In mid-March, Boise State University began delivering all courses remotely in an effort to slow the spread of the coronavirus (COVID-19). The move to remote courses has changed the way students access materials, which includes textbooks provided through course reserves at Albertsons Library. Reserves are course-related materials that are held at the circulation desk; these items have a shorter loan period (determined by the instructor) to ensure that all students have equal access.
Library staff are continually trying to acquire reserve items as ebooks to facilitate this remote access to materials, but few are available. We looked at the 100 most-used course reserves in our collection to see if they could be purchased electronically and, of the 100 titles, over 70% of them are unavailable due to licensing issues, or not available electronically. Only 14 titles could be purchased as ebooks, but these were licensed by the publisher for only three total users each, which is impractical for a large campus community such as ours. The average cost for ebooks in our course reserves is about $200, with some individual titles costing as much as $800.
Summer courses are going to be 100% provided remotely, and it is likely the stay-in-place restrictions will remain in the near future. In order to meet this challenge instructors can help their students have access to course materials by selecting textbooks–or creating course content–from openly available materials on the web called Open Educational Resources (OER). From creativecommons.org:

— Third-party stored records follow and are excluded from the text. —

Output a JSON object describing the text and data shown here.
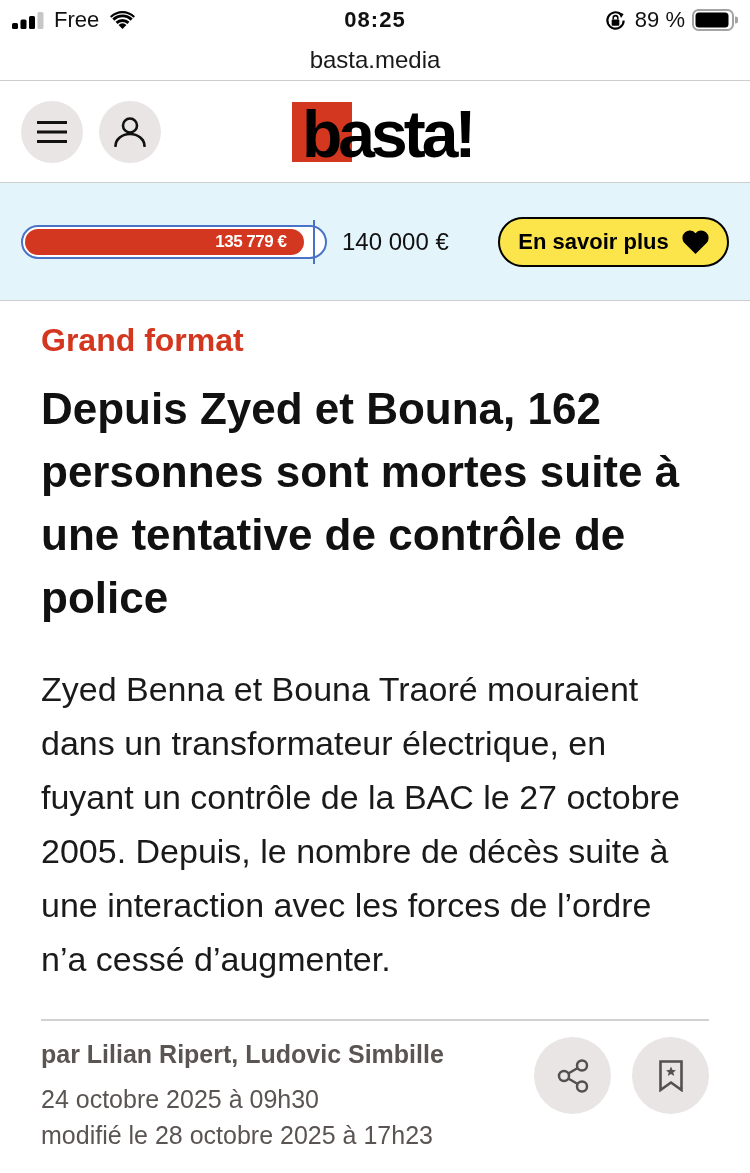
{
  "status_bar": {
    "carrier": "Free",
    "time": "08:25",
    "battery": "89 %"
  },
  "address_bar": {
    "url": "basta.media"
  },
  "header": {
    "logo": "basta!"
  },
  "fundraising": {
    "raised": "135 779 €",
    "level": 0.97,
    "goal": "140 000 €",
    "button": "En savoir plus"
  },
  "article": {
    "category": "Grand format",
    "title": "Depuis Zyed et Bouna, 162 personnes sont mortes suite à une tentative de contrôle de police",
    "lead": "Zyed Benna et Bouna Traoré mouraient dans un transformateur électrique, en fuyant un contrôle de la BAC le 27 octobre 2005. Depuis, le nombre de décès suite à une interaction avec les forces de l’ordre n’a cessé d’augmenter.",
    "byline": "par Lilian Ripert, Ludovic Simbille",
    "published": "24 octobre 2025 à 09h30",
    "modified": "modifié le 28 octobre 2025 à 17h23"
  }
}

Open Educational Resources (OER) are teaching, learning, and research materials that are either (a) in the public domain or (b) licensed in a manner that provides everyone with free and perpetual permission to engage in the 5R activities (retain, reuse, revise, remix, redistribute).
The Albertsons library has a guide for finding OER at https://guides.boisestate.edu/oer. Instructors can search and use different subject collections from dozens of providers, or they can search across collections from these two meta search engines: George Mason University’s Mason OER & SUNY Geneseo’s Milne Library OASIS (Openly Available Sources Integrated Search):
Mason OER Metafinder (MOM)
Openly Available Sources Integrated Search (OASIS) is a search tool that aims to make the discovery of open content easier. OASIS currently searches open content from 97 different sources and contains 385,629 records.
Faculty can also get course support and assistance from the Boise State OER group, a community of practice made up of faculty, staff, and students who contribute and “help shape the landscape of open and affordable learning at Boise State.” The group is open to anyone on campus: https://www.boisestate.edu/oer/
Together we can partner with faculty to facilitate the creation and access of quality materials, greatly reduce students’ financial stress associated with textbooks, and champion faculty choice in how content is created and shared at Boise State and beyond.